_BRIEF_. Please show every line in the entries below that includes the word "Prep".

_GIVEN INFORMATION_.

+++

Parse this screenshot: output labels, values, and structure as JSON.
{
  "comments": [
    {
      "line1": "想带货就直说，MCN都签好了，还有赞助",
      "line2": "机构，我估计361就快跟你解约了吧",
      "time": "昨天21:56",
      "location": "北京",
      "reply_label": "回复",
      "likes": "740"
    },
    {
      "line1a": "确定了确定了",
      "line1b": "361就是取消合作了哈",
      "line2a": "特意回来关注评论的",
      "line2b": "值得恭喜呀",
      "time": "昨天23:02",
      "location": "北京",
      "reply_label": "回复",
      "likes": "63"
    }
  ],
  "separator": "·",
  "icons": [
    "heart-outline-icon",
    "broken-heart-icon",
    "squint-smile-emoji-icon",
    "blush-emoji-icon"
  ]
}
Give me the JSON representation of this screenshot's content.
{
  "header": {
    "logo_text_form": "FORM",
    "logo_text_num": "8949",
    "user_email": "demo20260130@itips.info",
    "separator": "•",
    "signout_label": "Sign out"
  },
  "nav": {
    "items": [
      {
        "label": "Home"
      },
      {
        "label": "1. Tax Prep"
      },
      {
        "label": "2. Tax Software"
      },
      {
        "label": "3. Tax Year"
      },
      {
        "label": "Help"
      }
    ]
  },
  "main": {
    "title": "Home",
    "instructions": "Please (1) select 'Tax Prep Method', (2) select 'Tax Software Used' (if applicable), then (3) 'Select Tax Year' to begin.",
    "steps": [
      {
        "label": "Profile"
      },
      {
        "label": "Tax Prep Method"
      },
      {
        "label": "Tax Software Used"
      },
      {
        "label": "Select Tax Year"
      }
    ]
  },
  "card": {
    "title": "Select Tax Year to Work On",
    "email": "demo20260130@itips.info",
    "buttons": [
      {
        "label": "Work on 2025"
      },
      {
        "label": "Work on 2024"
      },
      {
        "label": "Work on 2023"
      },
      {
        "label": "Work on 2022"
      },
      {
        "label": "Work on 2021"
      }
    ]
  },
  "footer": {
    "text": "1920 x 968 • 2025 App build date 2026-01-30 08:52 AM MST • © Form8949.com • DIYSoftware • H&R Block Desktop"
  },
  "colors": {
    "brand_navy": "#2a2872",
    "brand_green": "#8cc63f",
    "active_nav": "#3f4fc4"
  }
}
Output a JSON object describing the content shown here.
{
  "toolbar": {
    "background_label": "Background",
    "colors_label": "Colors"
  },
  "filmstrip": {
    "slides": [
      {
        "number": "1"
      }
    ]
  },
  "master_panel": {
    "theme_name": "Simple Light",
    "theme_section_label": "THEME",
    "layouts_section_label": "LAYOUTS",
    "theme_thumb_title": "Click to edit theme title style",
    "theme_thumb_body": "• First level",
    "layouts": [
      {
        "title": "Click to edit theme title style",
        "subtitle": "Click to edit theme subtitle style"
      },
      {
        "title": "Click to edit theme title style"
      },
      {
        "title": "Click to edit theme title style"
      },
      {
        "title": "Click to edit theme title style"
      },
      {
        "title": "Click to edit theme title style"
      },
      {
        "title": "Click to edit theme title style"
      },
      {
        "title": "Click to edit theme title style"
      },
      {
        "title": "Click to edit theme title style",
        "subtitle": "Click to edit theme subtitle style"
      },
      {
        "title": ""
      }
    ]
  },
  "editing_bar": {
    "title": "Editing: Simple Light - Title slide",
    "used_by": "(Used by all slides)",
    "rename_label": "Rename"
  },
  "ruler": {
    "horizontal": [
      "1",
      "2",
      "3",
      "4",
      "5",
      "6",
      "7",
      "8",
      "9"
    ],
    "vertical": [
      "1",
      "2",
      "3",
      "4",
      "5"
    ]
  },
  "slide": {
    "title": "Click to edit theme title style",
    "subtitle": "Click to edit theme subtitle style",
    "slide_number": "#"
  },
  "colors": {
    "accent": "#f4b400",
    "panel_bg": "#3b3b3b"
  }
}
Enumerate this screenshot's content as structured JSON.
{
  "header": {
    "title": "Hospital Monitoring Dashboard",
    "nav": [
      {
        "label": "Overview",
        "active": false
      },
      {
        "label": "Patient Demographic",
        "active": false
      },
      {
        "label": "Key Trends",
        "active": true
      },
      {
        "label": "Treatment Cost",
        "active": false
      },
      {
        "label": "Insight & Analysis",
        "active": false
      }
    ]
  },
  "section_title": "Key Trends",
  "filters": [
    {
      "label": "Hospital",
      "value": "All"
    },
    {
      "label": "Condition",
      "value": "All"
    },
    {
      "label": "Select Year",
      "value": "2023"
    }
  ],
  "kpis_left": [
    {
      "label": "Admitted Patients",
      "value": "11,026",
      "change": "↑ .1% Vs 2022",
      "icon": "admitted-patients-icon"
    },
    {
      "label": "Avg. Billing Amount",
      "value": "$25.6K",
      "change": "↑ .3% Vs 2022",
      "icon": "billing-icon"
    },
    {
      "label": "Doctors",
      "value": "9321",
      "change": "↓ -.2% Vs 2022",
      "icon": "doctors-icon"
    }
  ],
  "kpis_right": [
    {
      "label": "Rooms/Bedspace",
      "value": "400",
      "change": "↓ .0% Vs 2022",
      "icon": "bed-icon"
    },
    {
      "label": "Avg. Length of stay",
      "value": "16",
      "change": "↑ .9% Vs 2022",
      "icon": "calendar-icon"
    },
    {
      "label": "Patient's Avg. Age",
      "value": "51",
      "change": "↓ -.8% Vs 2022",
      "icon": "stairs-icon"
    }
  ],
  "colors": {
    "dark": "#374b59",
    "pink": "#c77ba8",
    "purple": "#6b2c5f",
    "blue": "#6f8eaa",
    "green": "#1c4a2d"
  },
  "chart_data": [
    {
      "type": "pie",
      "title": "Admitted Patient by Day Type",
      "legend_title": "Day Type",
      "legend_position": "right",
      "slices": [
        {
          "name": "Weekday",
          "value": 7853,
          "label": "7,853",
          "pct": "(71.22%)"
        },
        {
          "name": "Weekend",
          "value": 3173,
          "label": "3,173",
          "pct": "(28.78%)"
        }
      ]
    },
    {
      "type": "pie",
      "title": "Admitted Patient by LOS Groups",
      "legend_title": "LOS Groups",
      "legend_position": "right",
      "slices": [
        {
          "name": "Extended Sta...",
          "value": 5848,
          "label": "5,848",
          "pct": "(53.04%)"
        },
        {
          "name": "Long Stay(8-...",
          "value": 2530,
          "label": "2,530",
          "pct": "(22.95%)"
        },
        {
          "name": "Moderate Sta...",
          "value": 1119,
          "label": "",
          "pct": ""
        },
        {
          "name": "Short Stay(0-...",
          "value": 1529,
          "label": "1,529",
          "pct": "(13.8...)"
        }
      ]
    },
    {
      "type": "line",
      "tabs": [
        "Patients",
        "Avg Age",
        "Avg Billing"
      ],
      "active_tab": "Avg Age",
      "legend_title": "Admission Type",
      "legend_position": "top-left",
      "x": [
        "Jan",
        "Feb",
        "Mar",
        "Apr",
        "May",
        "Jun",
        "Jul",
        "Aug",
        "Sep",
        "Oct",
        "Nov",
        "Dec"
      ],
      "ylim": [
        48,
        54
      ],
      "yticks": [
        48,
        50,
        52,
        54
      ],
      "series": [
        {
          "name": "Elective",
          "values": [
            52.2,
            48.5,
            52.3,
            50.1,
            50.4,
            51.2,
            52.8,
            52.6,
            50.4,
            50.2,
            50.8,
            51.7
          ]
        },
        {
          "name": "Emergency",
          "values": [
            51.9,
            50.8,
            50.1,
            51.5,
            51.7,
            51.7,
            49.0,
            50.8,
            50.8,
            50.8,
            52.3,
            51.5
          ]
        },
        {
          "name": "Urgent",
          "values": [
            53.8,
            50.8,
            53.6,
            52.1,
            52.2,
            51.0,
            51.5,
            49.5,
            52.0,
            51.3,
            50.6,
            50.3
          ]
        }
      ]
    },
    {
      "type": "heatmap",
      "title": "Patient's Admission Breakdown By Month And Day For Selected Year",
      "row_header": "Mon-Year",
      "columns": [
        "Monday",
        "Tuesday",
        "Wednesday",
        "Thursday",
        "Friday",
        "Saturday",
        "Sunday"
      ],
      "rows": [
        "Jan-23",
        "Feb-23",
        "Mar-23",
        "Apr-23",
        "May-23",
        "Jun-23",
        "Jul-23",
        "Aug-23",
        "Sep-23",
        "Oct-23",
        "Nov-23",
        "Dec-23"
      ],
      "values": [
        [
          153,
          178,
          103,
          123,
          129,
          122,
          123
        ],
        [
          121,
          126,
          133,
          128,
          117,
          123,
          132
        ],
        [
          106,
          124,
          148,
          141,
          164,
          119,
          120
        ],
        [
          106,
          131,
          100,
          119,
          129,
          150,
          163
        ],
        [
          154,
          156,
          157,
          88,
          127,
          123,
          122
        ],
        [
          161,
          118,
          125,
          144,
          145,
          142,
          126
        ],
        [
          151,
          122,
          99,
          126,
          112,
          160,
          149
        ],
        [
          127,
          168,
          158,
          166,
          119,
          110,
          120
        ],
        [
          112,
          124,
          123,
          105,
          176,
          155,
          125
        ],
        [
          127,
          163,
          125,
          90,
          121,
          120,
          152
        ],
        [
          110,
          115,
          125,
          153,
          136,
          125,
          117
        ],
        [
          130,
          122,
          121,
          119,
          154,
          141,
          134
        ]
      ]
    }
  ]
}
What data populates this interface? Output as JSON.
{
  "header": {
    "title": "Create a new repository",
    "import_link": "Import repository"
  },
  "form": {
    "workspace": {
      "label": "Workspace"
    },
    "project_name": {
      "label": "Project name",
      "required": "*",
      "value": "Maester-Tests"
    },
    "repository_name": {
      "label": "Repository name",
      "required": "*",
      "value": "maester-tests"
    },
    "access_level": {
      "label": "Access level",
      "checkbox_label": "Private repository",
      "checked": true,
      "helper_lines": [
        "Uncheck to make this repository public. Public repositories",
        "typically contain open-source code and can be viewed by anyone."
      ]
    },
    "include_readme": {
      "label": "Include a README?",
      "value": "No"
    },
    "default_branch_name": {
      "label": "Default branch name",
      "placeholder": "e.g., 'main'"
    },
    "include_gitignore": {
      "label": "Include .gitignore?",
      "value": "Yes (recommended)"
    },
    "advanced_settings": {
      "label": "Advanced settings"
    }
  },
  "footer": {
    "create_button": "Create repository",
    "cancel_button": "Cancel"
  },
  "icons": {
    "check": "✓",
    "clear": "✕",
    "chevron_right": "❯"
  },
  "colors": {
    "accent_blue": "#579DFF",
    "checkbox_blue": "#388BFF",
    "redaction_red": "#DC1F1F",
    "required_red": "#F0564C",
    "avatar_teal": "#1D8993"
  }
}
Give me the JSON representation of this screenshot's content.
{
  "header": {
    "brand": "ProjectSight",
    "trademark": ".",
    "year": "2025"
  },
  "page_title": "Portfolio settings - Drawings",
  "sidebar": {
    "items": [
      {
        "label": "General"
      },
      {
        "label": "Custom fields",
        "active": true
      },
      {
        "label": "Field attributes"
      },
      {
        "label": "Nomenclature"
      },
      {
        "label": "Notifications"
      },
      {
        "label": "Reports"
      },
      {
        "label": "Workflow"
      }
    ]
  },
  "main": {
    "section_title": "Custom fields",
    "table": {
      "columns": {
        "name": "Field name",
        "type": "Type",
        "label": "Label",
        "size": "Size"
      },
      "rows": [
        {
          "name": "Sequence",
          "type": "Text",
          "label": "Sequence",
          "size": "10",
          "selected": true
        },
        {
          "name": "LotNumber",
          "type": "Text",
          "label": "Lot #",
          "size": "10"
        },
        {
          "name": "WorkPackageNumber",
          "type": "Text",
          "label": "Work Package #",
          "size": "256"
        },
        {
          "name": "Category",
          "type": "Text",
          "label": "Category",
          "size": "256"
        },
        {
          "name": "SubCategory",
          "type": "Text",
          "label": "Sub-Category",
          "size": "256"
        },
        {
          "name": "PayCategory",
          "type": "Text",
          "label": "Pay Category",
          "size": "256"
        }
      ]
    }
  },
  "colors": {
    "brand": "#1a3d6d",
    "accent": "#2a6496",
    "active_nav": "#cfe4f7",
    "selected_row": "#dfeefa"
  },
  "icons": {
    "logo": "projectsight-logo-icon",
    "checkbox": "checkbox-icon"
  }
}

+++

_PROBLEM SOLUTION_.
        "label": "1. Tax Prep"
    "instructions": "Please (1) select 'Tax Prep Method', (2) select 'Tax Software Used' (if applicable), then (3) 'Select Tax Year' to begin.",
        "label": "Tax Prep Method"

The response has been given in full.